Objectives: To estimate the absolute risk of cerebral venous thrombosis (CVT) and portal vein thrombosis (PVT) in the two weeks following a diagnosis of COVID-19, and to assess the relative risks (RR) compared to influenza or the administration of an mRNA vaccine against COVID-19. Design: Retrospective cohort study based on an electronic health records network Setting: Linked records between primary and secondary care centres within 59 healthcare organisations, primarily in the USA Participants: All patients with a confirmed diagnosis of COVID-19 between January 20, 2020 and March 25, 2021 were included (N=537,913, mean [SD] age: 46.2 [21.4] years; 54.9% females). Cohorts (matched for age, sex, and race) of participants diagnosed with influenza (N=392,424) or receiving the BNT162b2 or mRNA-1273 vaccine (N=366,869) were used for comparison. Main outcome measures: Diagnosis of CVT (ICD-10 code I67.6) or PVT (ICD-10 code I81) within 2 weeks after a diagnosis of COVID-19. Results: The incidence of CVT after COVID-19 diagnosis was 42.8 per million people (95% CI 28.5-64.2) including 35.3 per million (95% CI 22.6-55.2) first diagnoses. This was significantly higher than the CVT incidence in a matched cohort of patients with influenza (RR=3.83, 95% CI 1.56-9.41, P<0.001) and people who received an mRNA vaccine (RR=6.67, 95% CI 1.98-22.43, P<0.001). The incidence of PVT after COVID-19 diagnosis was 392.3 per million people (95% CI 342.8-448.9) including 175.0 per million (95% CI 143.0-214.1) first diagnoses. This was significantly higher than the PVT incidence in a matched cohort of patients with influenza (RR=1.39, 95% CI 1.06-1.83, P=0.02) and people who received an mRNA vaccine (RR=7.40, 95% CI 4.87-11.24, P<0.001). Mortality after CVT and PVT was 17.4% and 19.9% respectively.
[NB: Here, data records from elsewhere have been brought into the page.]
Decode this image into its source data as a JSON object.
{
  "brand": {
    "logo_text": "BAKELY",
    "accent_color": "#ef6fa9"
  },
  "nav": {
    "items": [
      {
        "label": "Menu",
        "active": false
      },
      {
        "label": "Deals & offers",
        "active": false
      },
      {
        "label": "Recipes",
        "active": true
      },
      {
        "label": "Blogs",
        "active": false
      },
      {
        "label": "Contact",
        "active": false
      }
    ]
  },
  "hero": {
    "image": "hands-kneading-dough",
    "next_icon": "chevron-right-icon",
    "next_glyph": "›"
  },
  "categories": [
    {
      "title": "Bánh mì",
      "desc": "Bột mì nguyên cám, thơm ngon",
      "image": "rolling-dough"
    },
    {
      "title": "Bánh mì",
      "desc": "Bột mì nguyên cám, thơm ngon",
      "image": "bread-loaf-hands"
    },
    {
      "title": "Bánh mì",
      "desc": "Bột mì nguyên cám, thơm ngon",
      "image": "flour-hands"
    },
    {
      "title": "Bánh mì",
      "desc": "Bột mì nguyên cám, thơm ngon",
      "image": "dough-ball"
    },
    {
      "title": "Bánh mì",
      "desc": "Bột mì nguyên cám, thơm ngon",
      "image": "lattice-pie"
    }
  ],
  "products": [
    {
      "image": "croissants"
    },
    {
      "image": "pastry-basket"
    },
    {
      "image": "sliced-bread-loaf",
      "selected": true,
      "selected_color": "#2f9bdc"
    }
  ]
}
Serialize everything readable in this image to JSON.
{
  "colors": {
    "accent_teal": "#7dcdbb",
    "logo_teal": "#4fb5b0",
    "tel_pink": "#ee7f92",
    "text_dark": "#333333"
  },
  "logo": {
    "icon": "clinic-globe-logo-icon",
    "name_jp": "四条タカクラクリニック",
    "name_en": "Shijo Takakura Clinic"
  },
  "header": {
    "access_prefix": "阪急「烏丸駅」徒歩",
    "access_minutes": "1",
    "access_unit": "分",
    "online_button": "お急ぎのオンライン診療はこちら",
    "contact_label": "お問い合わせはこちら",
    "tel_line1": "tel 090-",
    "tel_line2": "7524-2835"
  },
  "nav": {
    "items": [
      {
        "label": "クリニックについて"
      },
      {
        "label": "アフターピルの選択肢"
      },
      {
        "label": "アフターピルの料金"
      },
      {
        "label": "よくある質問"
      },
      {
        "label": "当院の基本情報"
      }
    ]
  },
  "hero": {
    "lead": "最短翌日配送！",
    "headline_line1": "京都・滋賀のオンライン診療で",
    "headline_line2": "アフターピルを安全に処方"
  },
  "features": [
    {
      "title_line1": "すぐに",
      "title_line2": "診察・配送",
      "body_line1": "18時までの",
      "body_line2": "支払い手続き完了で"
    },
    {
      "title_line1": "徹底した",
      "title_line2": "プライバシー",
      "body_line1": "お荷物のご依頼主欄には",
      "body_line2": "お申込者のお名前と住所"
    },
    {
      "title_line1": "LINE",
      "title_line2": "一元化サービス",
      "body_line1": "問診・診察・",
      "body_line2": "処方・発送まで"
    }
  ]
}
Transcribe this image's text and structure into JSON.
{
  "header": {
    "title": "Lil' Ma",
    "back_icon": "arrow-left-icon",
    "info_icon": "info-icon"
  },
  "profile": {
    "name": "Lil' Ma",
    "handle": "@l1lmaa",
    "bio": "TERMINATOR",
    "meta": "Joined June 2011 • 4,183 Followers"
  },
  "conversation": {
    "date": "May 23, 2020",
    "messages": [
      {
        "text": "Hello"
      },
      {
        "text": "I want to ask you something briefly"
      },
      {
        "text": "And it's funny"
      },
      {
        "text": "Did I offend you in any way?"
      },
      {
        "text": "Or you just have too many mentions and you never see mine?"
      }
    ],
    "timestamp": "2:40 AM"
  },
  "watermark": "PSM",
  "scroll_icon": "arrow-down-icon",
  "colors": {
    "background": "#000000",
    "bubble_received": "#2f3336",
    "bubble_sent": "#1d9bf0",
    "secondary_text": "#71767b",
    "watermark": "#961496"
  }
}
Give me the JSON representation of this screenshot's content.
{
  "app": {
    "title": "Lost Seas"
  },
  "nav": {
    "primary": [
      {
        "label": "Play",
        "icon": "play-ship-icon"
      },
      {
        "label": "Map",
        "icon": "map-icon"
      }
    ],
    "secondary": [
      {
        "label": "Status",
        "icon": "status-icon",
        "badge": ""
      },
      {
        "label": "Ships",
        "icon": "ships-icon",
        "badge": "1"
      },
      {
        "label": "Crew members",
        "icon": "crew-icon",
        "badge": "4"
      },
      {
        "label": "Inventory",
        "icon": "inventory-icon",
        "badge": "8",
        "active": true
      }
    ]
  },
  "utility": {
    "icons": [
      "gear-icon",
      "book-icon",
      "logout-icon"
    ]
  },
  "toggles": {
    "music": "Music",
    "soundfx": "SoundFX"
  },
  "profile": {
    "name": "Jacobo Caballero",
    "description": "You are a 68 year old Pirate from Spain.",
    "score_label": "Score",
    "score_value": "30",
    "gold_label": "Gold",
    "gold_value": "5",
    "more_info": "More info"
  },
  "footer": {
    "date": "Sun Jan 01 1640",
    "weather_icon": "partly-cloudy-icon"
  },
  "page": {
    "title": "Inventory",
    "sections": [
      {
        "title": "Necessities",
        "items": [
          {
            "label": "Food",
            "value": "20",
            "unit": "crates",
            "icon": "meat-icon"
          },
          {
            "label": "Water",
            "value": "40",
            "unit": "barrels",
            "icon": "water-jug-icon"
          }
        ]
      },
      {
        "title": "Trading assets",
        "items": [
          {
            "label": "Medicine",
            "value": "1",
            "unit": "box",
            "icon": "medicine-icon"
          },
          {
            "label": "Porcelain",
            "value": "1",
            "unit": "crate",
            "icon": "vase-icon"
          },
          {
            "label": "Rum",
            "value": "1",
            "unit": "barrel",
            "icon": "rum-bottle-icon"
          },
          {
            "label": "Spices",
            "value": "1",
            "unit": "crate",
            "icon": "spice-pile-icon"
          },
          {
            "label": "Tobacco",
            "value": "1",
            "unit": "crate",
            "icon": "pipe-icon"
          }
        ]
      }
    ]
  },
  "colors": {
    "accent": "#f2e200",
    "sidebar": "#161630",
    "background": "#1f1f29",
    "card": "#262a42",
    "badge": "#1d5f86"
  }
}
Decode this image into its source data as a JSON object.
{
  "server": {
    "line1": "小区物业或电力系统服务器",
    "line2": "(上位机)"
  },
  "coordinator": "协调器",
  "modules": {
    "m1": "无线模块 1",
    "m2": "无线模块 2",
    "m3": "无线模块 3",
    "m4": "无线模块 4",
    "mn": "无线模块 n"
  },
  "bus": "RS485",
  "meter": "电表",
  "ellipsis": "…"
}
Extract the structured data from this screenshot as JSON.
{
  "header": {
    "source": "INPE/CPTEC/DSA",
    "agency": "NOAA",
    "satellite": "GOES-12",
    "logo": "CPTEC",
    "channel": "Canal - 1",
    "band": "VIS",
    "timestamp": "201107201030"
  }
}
Conclusions: The incidence of CVT and PVT is significantly increased after COVID-19. The data highlight the risk of serious thrombotic events in COVID-19 and can help contextualize the risks and benefits of vaccination in this regard.
Cold Spring Harbor Laboratory